The president issued an executive order in Owensboro, Ky., last week as part of a two-day tour to highlight what he considers promising education reforms and promote his proposals for greater accountability for school performance. The document directs the Department of Education to compile data on low-performing schools and provide research and assistance to states and districts.
"We've now had 20 years of serious effort at educational reform. ... We know what works," Mr. Clinton said May 3. "I came to Kentucky to show America how a whole state can identify and turn around low-performing schools with high standards and accountability, parental involvement, and investments to help the schools and the students and the teachers meet the standards."
Mr. Clinton also visited a charter school in St. Paul, Minn.; touted his school construction proposal in Davenport, Iowa; and promoted plans for better teacher training in Columbus, Ohio. In Minnesota, he called on the federal Education Department to issue guidelines to help businesses and religious groups, among other community members, become involved in charter schools.
His executive order directs the secretary of education to:
- Provide technical assistance and research to help states' and districts' improvement efforts;
- Make federal education programs more responsive to low-performing schools;
- Submit an annual report that would include emerging trends and effective strategies from those schools, as well as look at the efforts being made to turn the schools around and the resources the schools are receiving; and
- Send federal monitors into as many as 15 states each year to ensure that states are complying with accountability requirements.
The president's plans for aiding failing schools dovetail with ideas put forward by Vice President Al Gore as part of his campaign to succeed Mr. Clinton. Mr. Gore recently proposed a $500 million accountability plan that would require states and districts to identify and fix failing schools and offer supplemental resources, such as after-school programs, for students in those schools.
Congressional Republicans saw more politics than substance in Mr. Clinton's high-profile education tour. Rep. Bill Goodling of Pennsylvania, who chairs the House Education and the Workforce Committee, said that while Mr. Clinton's efforts to praise schools that have shown remarkable achievements were laudable, last week's appearances were motivated by the president's desire to promote his favorite initiatives.
"We should be focusing on how to provide maximum leverage for local dollars," Mr. Goodling said in a written statement. Mr. Clinton, he said, "needs to put the needs of the nation ahead of political considerations."

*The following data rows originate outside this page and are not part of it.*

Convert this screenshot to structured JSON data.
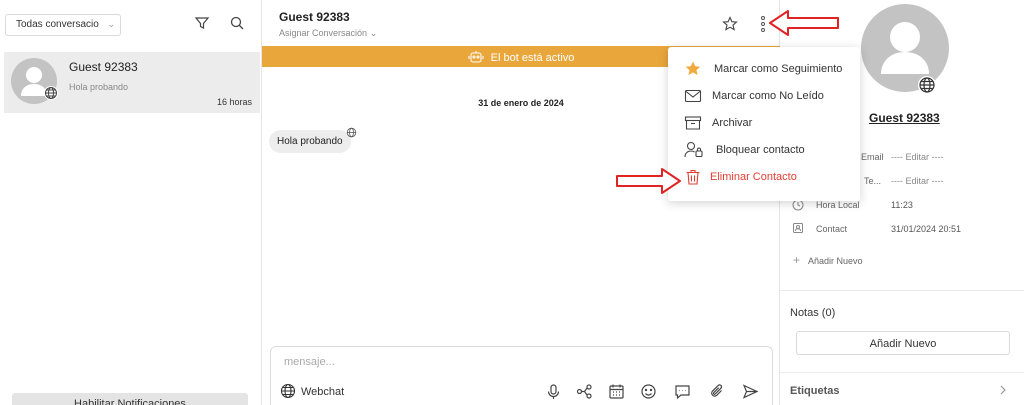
{
  "sidebar": {
    "filter_value": "Todas conversacio",
    "conversation": {
      "name": "Guest 92383",
      "preview": "Hola probando",
      "time": "16 horas"
    },
    "notifications_label": "Habilitar Notificaciones"
  },
  "chat": {
    "title": "Guest 92383",
    "assign_label": "Asignar Conversación",
    "bot_banner": "El bot está activo",
    "date_label": "31 de enero de 2024",
    "message": "Hola probando",
    "composer_placeholder": "mensaje...",
    "channel": "Webchat"
  },
  "menu": {
    "items": [
      {
        "label": "Marcar como Seguimiento",
        "icon": "star-filled-icon"
      },
      {
        "label": "Marcar como No Leído",
        "icon": "envelope-icon"
      },
      {
        "label": "Archivar",
        "icon": "archive-icon"
      },
      {
        "label": "Bloquear contacto",
        "icon": "user-lock-icon"
      },
      {
        "label": "Eliminar Contacto",
        "icon": "trash-icon"
      }
    ]
  },
  "contact": {
    "name": "Guest 92383",
    "fields": [
      {
        "label": "Email",
        "value": "---- Editar ----"
      },
      {
        "label": "Te...",
        "value": "---- Editar ----"
      },
      {
        "label": "Hora Local",
        "value": "11:23"
      },
      {
        "label": "Contact",
        "value": "31/01/2024 20:51"
      }
    ],
    "add_new_label": "Añadir Nuevo",
    "notes_title": "Notas (0)",
    "notes_add_button": "Añadir Nuevo",
    "tags_title": "Etiquetas"
  },
  "colors": {
    "banner": "#e9a63b",
    "danger": "#e23d33",
    "star": "#f0a93b",
    "annotation_arrow": "#e02424"
  }
}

Amy Wilkins, a policy analyst for the Education Trust, a nonpartisan, Washington-based advocacy group for disadvantaged children, said she did not expect Mr. Clinton's executive order to have much effect on overall efforts to raise standards for students in all schools.
"It's good for what it is, but it's only a small piece of what needs to be done," she said. "The problem with the administration's construction of accountability is that they have it in their head that accountability only means attention to those schools at the bottom."
Religion, Charter Schools
Last Thursday, the second day of the tour, Mr. Clinton directed Secretary of Education Richard W. Riley to issue guidelines on charter schools so that religious groups and private employers might be more willing to make contributions to and help guide the development of the largely independent public schools. The role of religious groups in such schools has raised questions in some communities and is being played out in court cases. ("Buildings in Hand, Church Leaders Float Charter Ideas," Feb. 10, 1999.)
"While charter schools have to be nonsectarian, there is a role, a positive role, that faith-based groups can play," Mr. Clinton said. "My goal is to get more money and more people involved in the charter school movement, to break down the walls of resistance among all the educators to it, and to get community people more aware of it."
Jeanne Allen, the president of the Center for Education Reform, a Washington group that advocates charter schools and other forms of school choice, said she was happy to see the president bring attention to charters and point out that some state laws need strengthening. But she questioned the need for federal guidelines, given that charters are designed to be autonomous.
"Here was a perfect opportunity for a rhetorical, bully-pulpit speech supporting charter schools, but somehow the regulators got a hold of his remarks," Ms. Allen said. "For the secretary to issue guidelines on something they are not directly involved in raises a red flag."
Earlier this year, the department reissued a 1996 guide summing up existing laws on religion in charter schools.
President Clinton renewed calls for more charter schools and more federal funding while visiting City Academy in St. Paul, the nation's first charter school, which opened in 1992. Several times during his speech there, he pointed out that City Academy was still the lone charter school when he took office in 1993, and that now there are nearly 1,700 across the country.
His longtime goal has been to have a total of 3,000 charter schools open by the time he leaves office next January.
Vol. 19, Issue 35, Pages 1,34